What if the ordinary things in life suddenly…disappeared? Aila Quinn’s mother, Juliet, has always been a mystery: vibrant yet guarded, she keeps her secrets beyond Aila’s reach. When Juliet dies, Aila and her younger brother Miles are sent to live in Sterling, a rural town far from home—and the place where Juliet grew up. Sterling is a place with mysteries of its own. A place where the experiences that weave life together—scents of flowers and food, reflections from mirrors and lakes, even the ability to dream—vanish every seven years. No one knows what caused these “Disappearances,” or what will slip away next. But Sterling always suspected that Juliet Quinn was somehow responsible—and Aila must bear the brunt of their blame while she follows the chain of literary clues her mother left behind. As the next Disappearance nears, Aila begins to unravel the dual mystery of why the Disappearances happen and who her mother truly was. One thing is clear: Sterling isn’t going to hold on to anyone's secrets for long before it starts giving them up.
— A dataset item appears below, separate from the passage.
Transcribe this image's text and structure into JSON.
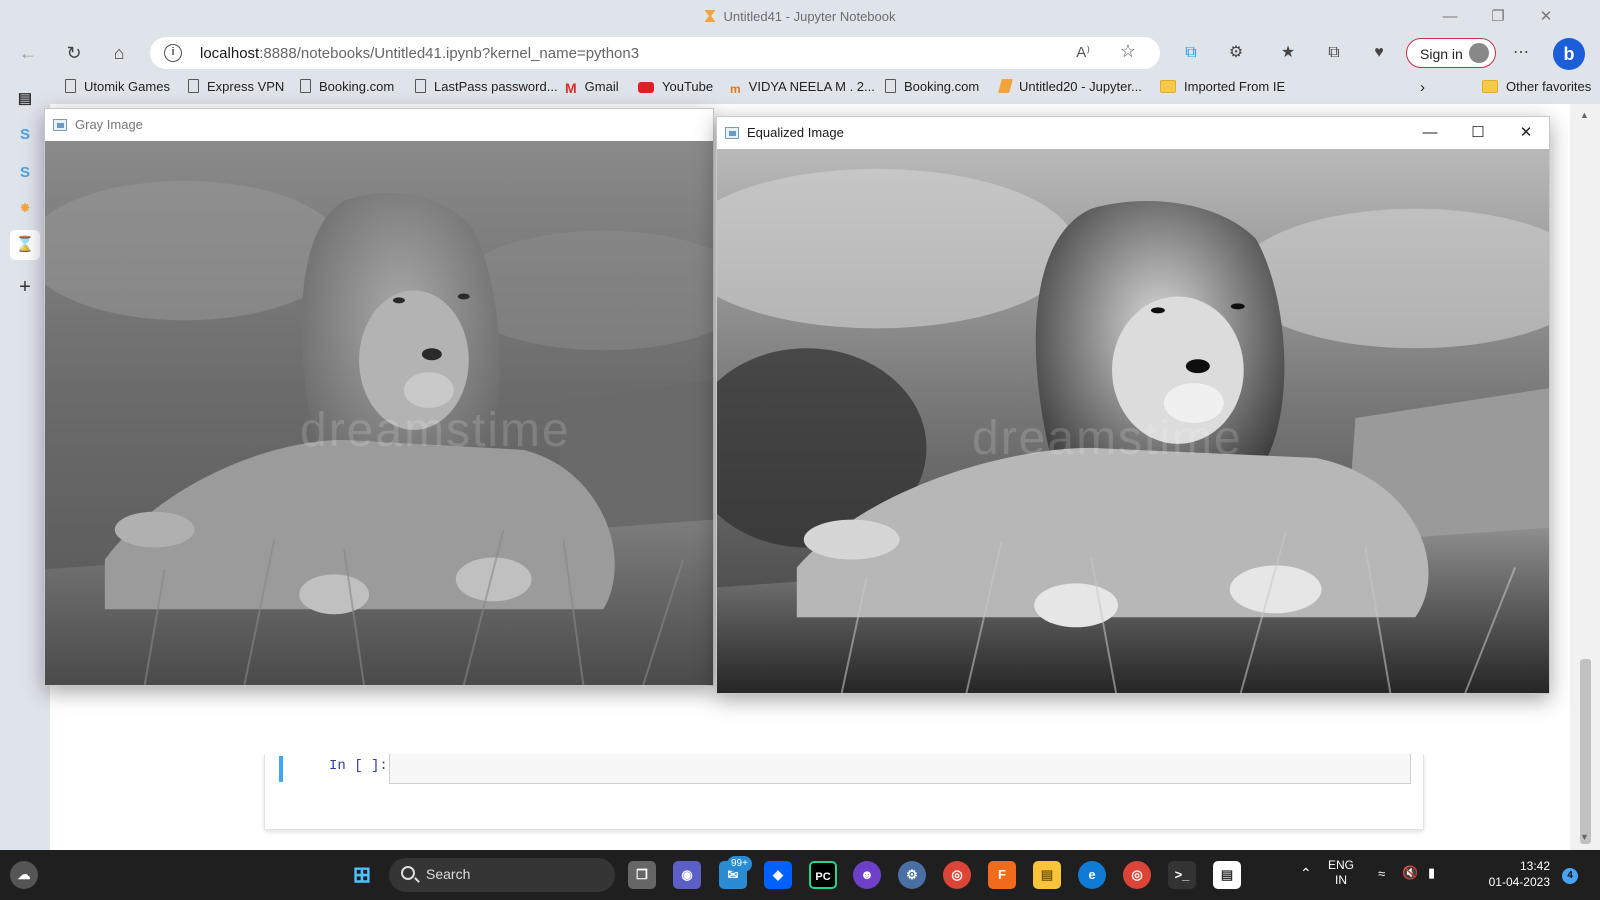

Magical realism is a genre that is very hard to execute well. If it is done correctly it opens the door to a whole new world. Done incorrectly the story just seems silly. The ‘Disappearance’ is done so amazingly well that I was entirely enthralled. The story painted vivid pictures in my mind. The scenes are unbelievably detained and brought you into Aila’s world.
I was extremely excited to realize that ‘The Disappearances’ is set in the 1940’s. A time without cell phones, computers, the internet, or even tv. The setting helps to highlight just how out-of-place the ‘disappearances’ are. The time frame also shows how much was sacrificed by everyone during WWII and what a time of uncertainty it was.
The characters of Aila and Miles juxtaposed each other perfectly and I connected with Aila right away. Dr. and Mrs. Cliffton were quirky and fit well with the storyline.
Another element that added a lot to the story is Aila’s quest to figure out who her mother really was and why the ‘disappearances’ are happening. Aila does this by following literary clues that her mother left. This adds another dimension to the story and kept me turning pages.
My only real complaint is that the literary clues often left me a little confused. I also had to keep flipping back to remember where specific clues were coming from and what certain terms meant.I would have liked to have a map of the four towns that the story is centered around and perhaps a glossary of various terms.
I absolutely loved ‘The Disappearances’ and can not believe this is Murphy’s début novel. It is not only an amazing story but also makes you stop and appreciate the little things in life that we often take for granted.